If you prefer your chills and thrills in the form of nonfiction, Daniel Cohen's books may intrigue you. "Ghostly Warnings" ($14.99, Cobblehill Books, 64 pages) is a short collection of accounts of people who reported warnings from the dead. Sometimes the warning comes from a ghostly double. Once, French writer Guy de Maupassant was working in his study when a figure sat down -- and started dictating to him the story he was writing! Then there was a California artist who kept seeing her double, although the double always seemed to be about five years older. On one occasion the double had a limp -- and sure enough, the artist was injured in a car accident and developed a permanent limp.

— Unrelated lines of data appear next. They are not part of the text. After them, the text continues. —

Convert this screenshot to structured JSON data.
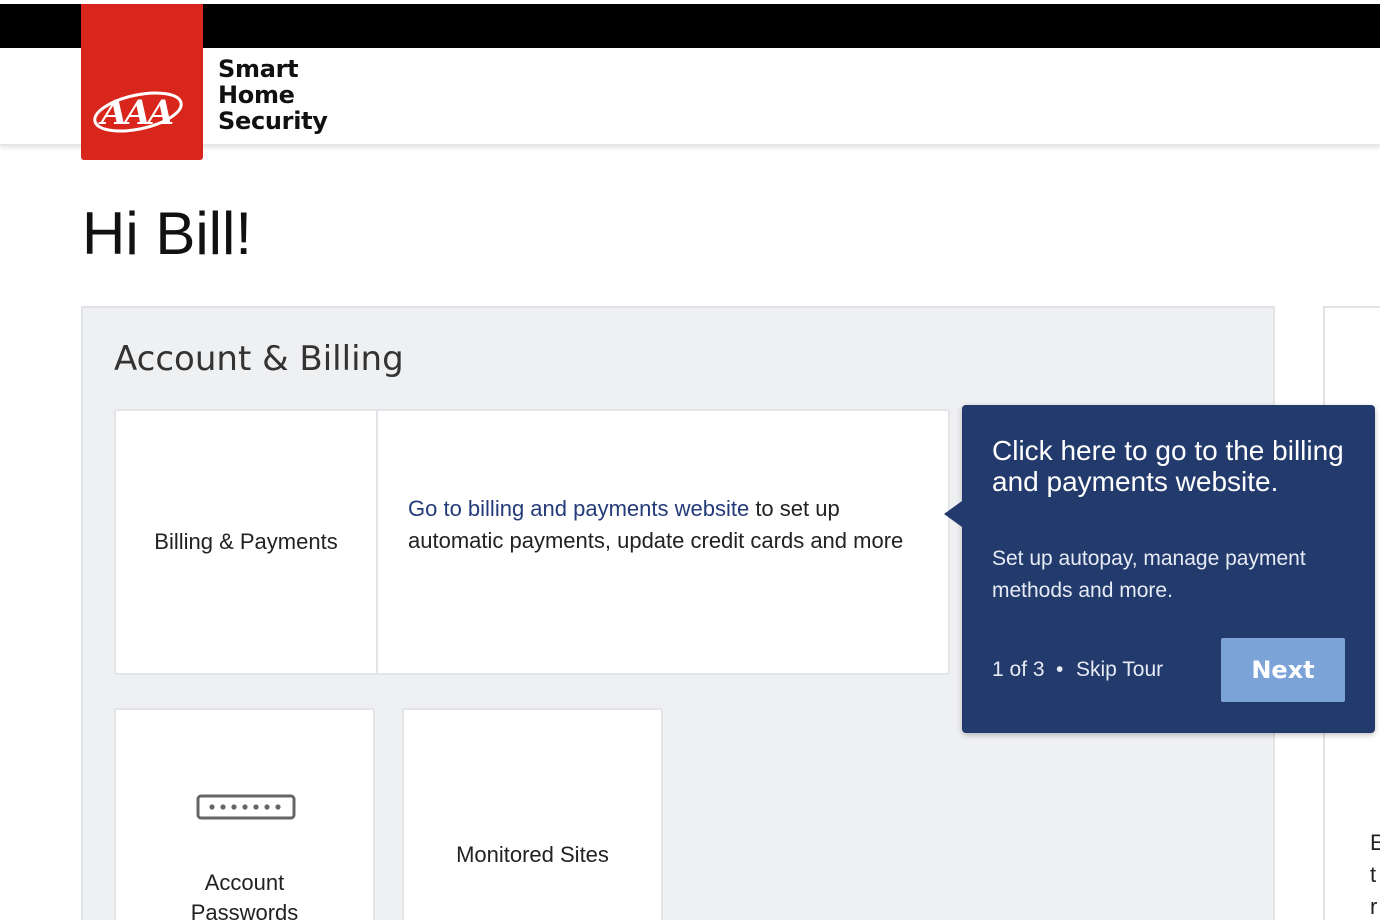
{
  "brand": {
    "logo_text": "AAA",
    "line1": "Smart",
    "line2": "Home",
    "line3": "Security"
  },
  "greeting": "Hi Bill!",
  "account_billing": {
    "title": "Account & Billing",
    "billing_card": {
      "label": "Billing & Payments",
      "link_text": "Go to billing and payments website",
      "description": " to set up automatic payments, update credit cards and more"
    },
    "tiles": [
      {
        "label_line1": "Account",
        "label_line2": "Passwords",
        "icon": "password-field-icon"
      },
      {
        "label": "Monitored Sites"
      }
    ]
  },
  "right_panel_edge_text": [
    "E",
    "t",
    "r"
  ],
  "tour_tooltip": {
    "title": "Click here to go to the billing and payments website.",
    "body": "Set up autopay, manage payment methods and more.",
    "step": "1 of 3",
    "separator": "•",
    "skip_label": "Skip Tour",
    "next_label": "Next"
  },
  "colors": {
    "brand_red": "#d9261c",
    "tooltip_bg": "#233a6c",
    "next_button": "#7ba3d8",
    "link": "#243b7a",
    "panel_bg": "#eff0f2"
  }
}
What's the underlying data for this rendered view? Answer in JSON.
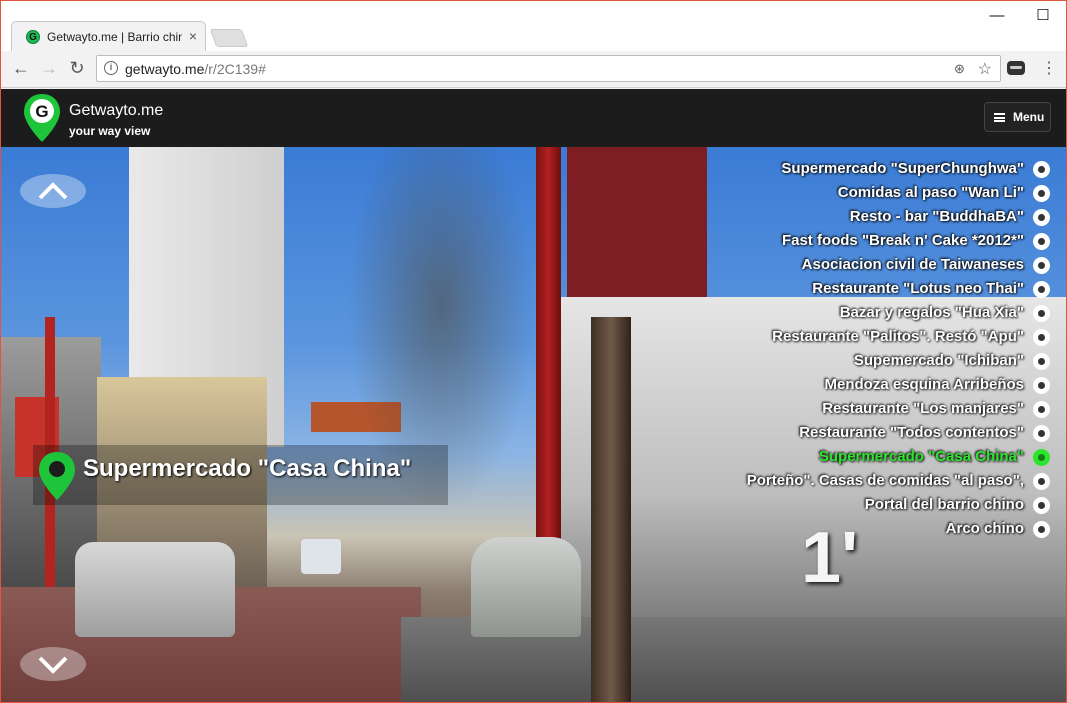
{
  "browser": {
    "tab_title": "Getwayto.me | Barrio chino",
    "tab_close": "×",
    "url_host": "getwayto.me",
    "url_path": "/r/2C139#",
    "controls": {
      "minimize": "—",
      "maximize": "☐",
      "close": "✕"
    }
  },
  "site": {
    "brand": "Getwayto.me",
    "tagline": "your way view",
    "menu_label": "Menu",
    "brand_color": "#1ec43a"
  },
  "viewer": {
    "current_place": "Supermercado \"Casa China\"",
    "time_mark": "1'",
    "poi_list": [
      {
        "label": "Supermercado \"SuperChunghwa\"",
        "active": false
      },
      {
        "label": "Comidas al paso \"Wan Li\"",
        "active": false
      },
      {
        "label": "Resto - bar \"BuddhaBA\"",
        "active": false
      },
      {
        "label": "Fast foods \"Break n' Cake *2012*\"",
        "active": false
      },
      {
        "label": "Asociacion civil de Taiwaneses",
        "active": false
      },
      {
        "label": "Restaurante \"Lotus neo Thai\"",
        "active": false
      },
      {
        "label": "Bazar y regalos \"Hua Xia\"",
        "active": false
      },
      {
        "label": "Restaurante \"Palitos\". Restó \"Apu\"",
        "active": false
      },
      {
        "label": "Supemercado \"Ichiban\"",
        "active": false
      },
      {
        "label": "Mendoza esquina Arribeños",
        "active": false
      },
      {
        "label": "Restaurante \"Los manjares\"",
        "active": false
      },
      {
        "label": "Restaurante \"Todos contentos\"",
        "active": false
      },
      {
        "label": "Supermercado \"Casa China\"",
        "active": true
      },
      {
        "label": "Porteño\". Casas de comidas \"al paso\",",
        "active": false
      },
      {
        "label": "Portal del barrio chino",
        "active": false
      },
      {
        "label": "Arco chino",
        "active": false
      }
    ]
  }
}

Other reports include a Oiuja board warning a woman her husband was about to kill her, an Irish noblewoman whose dead brother appeared in a dream with a scary prediction about her future, and the ghost of a woman returning to yank the bedclothes off, and otherwise bother, her husband and his new wife.
Cohen's "Werewolves," ($14.99, Cobblehill, 114 pages) complete with a long bibliography, explores the fascination of people around the world and over the centuries with the idea that a person could take the form of an animal and then return to human form. Not only were there werewolves but werefoxes, werebears, wereleopards and even werehippopotamuses!
Cohen offers interesting explanations of the evolution of the werewolf idea, and some of his accounts come from actual court cases. In 16th-century France, many people were tried as witches but some were executed as werewolves.
There's some pretty gruesome stuff in here. Cohen reports that a barrel of human bones was found in the house of a tailor from Paris who was executed as a werewolf in 1598. The trial records were ordered destroyed because the case was so shocking. A century later, French soldiers were sent to hunt "the beast of LeGevaduan" which stalked the countryside, killing and mutilating children as they tended flocks of sheep. In one unusual case, also in France, a judge saved a 14-year-old "werewolf" boy from execution for killing several children, declaring him insane, and the boy spent his remaining years locked up in a monastery.
There have also been werewolf reports in more recent times. The author tells the story from early this century of a woman who said she was followed home late at night from a train station in Wales by what appeared to be some kind of wolf man. The creature disappeared when she shone a flashlight in its face.
The author also discovers that the werewolf is still to be found -- roaming the Internet. Included at the end is a list of the 10 greatest werewolf movies.
-- Jean Westmoore
Q. Why are wolves so mean on cartoons and not in real life? -- Jimmy Schimmel
A. Wolves are mean, if you're a rabbit. Because if you're a rabbit, you might be dinner. Same for many other animals, from farmers' chickens to big wild elk. So if a cartoon picks animals for characters, a wolf is a natural bad guy. But in some ways, wolves aren't as horrible as many people think. Wolves try to stay away from human beings and rarely attack people. Of course, if a person surprises any wild animal, especially a mother guarding her babies, the animal might attack. Wolves are also the ancestors of our pet dogs.